Art Central (March 23 to 26), meanwhile, returns to the Central Harbourfront after a successful launch last year. The fair – with more than 100 galleries from 20 countries participating – launches with a VIP preview on March 22. Expect an intimate space in a temporary structure, set against the backdrop of the Hong Kong skyline, where visitors can see and experience popular works and those of emerging artists. And after feasting on art, guests will be able to sample the fare at the pop-up restaurant or street-food dining area, with offerings from popular local establishments.

“The 2016 edition will raise the bar once again, with an exciting line-up of galleries and an ambitious programme that champions both discovery and experimentation,” says fair director Maree Di Pasquale. “With increased representation from the region, we’re working to cement Hong Kong as the cultural centre of the Asian contemporary art scene.”

Emphasis will be on established and emerging galleries in Asia, and especially the fair’s newcomers. The diverse range will include Puerta Roja’s (Hong Kong) South American works, Gana Art’s (Seoul) Korean selection, along with classical inks and avant-garde paintings from Michael Goedhuis (London, New York).

Lee Ufan’s From Line from Gallery Hyundai

The Rise sector will present galleries and art spaces launched in the past six years showing the work of emerging artists. The Projects sector returns with large-scale installations challenging guests’ perception of the traditional art fair booth. And the fair’s theme is new media art, with gallery exhibitions, talks and tours highlighting video and other non-traditional concepts.

Lee Won-joon, curator at Gallery Hyundai in Seoul, said of the experience at Art Central last year: “It’s always a risk coming to a new fair but it has just been so nice being here. The organisers have done well in attracting the right people – there have been really good collectors, with a lot of new collectors for us to meet, including some of the best collectors from Europe.”

With the growth and influence of the city’s art fairs, visitors and collectors are becoming more discerning, and Chu expects more diversity. “I’m anticipating a wider narrative of Asian art, with better representation from countries like the Philippines, Indonesia, and perhaps smaller Chinese cities,” says Chu. “As Hong Kong’s collector base grows older, so they grow

wiser and more sophisticated, and better able to appreciate the diversity of art practice in Asia.”
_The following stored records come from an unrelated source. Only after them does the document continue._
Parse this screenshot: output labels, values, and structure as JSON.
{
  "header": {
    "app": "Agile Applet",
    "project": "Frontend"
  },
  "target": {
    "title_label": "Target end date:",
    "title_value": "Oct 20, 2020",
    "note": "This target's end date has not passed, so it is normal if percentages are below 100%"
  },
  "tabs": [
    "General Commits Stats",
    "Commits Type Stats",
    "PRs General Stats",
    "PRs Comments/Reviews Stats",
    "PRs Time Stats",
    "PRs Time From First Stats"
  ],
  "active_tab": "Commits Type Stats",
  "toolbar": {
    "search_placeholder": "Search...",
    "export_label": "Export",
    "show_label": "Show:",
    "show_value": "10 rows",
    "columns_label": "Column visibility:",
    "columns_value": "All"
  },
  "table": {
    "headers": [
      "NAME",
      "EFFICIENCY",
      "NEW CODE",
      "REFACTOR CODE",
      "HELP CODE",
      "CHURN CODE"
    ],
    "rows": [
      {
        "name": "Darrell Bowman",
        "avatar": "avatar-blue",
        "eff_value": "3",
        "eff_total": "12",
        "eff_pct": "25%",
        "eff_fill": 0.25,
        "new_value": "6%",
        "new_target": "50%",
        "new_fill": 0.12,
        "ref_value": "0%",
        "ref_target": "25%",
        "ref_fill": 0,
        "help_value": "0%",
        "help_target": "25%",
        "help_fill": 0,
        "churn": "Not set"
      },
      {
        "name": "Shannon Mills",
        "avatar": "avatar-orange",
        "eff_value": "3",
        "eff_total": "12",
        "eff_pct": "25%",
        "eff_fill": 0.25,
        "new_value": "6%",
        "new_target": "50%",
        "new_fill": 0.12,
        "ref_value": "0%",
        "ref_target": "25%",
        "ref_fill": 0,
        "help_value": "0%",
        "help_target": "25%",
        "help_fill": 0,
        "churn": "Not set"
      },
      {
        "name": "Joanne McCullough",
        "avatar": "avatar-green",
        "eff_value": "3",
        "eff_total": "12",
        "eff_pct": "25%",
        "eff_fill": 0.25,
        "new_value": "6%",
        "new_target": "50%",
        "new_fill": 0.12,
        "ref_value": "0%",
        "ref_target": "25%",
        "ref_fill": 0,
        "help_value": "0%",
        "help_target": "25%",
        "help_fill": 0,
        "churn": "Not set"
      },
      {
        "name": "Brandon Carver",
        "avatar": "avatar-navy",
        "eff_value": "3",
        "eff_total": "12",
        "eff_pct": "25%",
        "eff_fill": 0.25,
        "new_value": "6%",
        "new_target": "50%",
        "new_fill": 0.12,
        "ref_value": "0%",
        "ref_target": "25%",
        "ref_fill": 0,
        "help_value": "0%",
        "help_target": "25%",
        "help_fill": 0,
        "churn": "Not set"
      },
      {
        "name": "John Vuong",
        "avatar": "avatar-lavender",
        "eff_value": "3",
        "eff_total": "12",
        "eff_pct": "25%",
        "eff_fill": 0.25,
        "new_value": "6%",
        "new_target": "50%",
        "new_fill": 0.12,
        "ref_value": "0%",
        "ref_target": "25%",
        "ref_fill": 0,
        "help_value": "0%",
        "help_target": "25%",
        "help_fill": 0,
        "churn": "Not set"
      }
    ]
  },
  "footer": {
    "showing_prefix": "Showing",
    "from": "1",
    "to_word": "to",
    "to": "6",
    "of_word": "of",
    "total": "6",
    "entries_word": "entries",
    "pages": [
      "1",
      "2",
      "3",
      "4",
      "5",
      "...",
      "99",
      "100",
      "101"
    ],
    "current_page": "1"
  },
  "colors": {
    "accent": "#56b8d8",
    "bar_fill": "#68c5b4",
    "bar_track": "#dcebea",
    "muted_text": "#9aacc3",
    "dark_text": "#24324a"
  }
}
So whether you’re a collector, an artful amateur or people-watcher, you’ll be spoilt for choice during what the Hong Kong Tourism Board has dubbed “art month”, as the network of events in the city continues to evolve and its personality develops. As gallerist Pearl Lam said of the local art scene’s development at the close of Art Basel in Hong Kong last year: “It’s been phenomenal over the last few years. Finally we’re seeing a maturity and depth that I’ve been waiting for my whole life!” Bring on the show.

In this Story: #culture / #art & design